-- Problem description --
Scan the records below for the word "data". Copy each line where it appears.
== Records supplied
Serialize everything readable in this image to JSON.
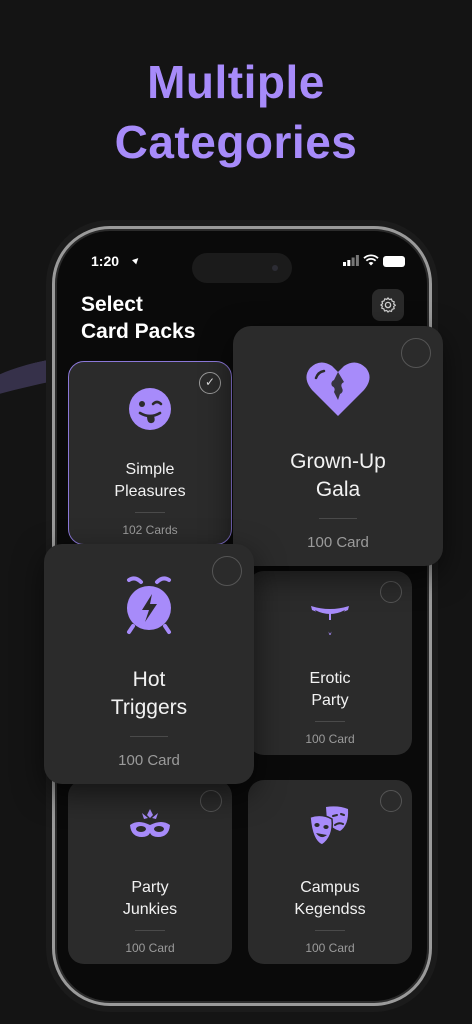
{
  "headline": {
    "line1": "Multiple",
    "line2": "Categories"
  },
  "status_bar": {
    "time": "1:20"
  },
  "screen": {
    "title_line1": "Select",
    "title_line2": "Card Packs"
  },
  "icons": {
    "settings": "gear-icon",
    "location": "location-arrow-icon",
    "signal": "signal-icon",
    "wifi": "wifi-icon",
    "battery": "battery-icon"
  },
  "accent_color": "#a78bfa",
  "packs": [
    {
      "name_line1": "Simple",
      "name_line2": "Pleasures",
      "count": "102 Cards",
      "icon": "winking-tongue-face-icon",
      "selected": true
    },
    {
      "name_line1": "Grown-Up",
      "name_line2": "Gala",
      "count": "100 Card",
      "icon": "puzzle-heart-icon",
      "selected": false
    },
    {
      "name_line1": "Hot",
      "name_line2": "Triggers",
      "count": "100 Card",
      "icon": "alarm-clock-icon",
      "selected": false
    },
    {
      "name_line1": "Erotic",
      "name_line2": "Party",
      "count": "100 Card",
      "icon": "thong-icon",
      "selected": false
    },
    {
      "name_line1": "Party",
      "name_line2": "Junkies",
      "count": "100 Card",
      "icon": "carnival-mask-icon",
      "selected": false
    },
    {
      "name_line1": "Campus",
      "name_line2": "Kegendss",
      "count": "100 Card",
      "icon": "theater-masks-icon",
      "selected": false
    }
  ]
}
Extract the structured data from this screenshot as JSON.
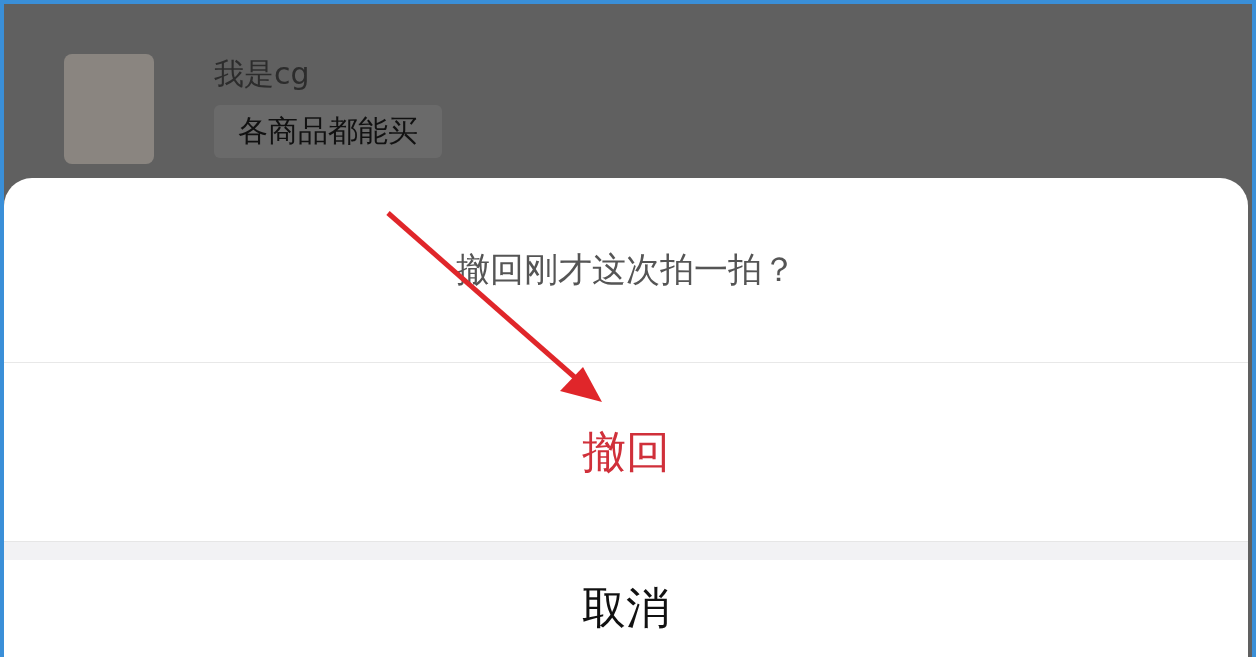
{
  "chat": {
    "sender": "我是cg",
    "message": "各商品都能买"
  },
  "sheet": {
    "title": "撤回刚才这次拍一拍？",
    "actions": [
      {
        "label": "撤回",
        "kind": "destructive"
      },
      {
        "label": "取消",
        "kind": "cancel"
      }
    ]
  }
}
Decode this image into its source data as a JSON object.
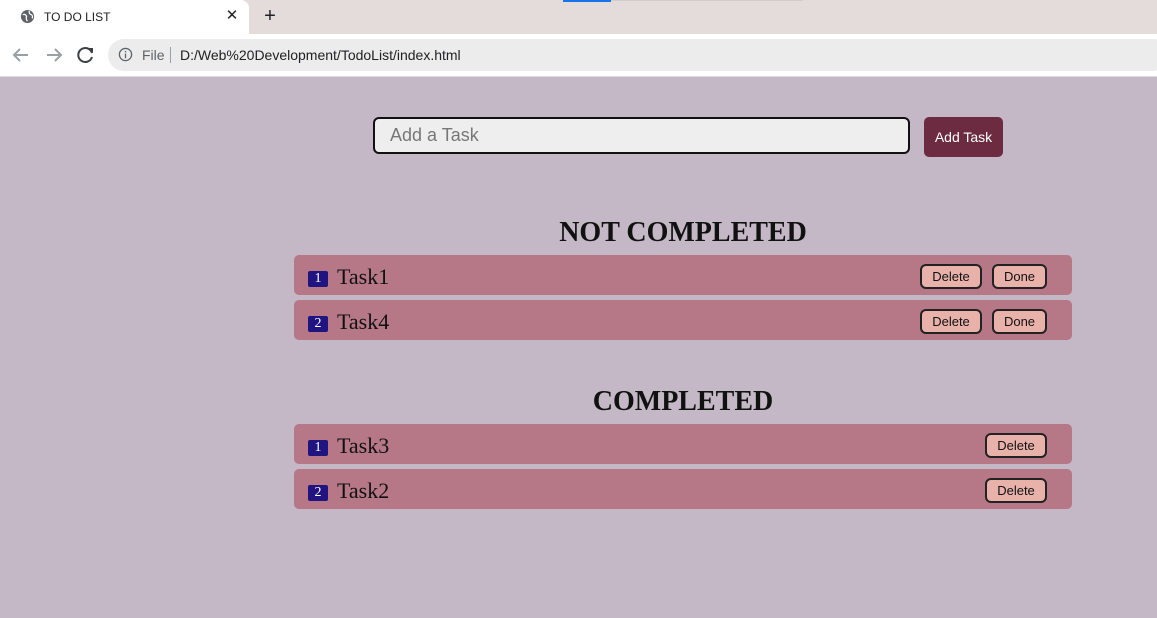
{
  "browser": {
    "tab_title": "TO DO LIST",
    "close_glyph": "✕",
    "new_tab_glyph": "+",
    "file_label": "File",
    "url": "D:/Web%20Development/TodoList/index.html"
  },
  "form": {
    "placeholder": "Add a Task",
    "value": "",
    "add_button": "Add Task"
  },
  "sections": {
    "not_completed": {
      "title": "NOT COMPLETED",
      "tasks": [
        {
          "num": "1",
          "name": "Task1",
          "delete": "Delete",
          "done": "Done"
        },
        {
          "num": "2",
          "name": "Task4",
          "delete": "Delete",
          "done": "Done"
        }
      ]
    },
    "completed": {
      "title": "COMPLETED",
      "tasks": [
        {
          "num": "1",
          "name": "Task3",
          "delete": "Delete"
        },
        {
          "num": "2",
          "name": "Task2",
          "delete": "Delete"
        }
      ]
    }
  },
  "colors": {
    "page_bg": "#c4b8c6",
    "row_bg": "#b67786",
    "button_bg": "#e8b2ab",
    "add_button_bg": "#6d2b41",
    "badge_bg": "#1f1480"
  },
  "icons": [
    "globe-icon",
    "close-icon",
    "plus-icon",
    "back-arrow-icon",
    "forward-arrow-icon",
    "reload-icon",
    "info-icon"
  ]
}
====
-- Exercise output --
Extract the structured data from this screenshot as JSON.
Decode this image into its source data as a JSON object.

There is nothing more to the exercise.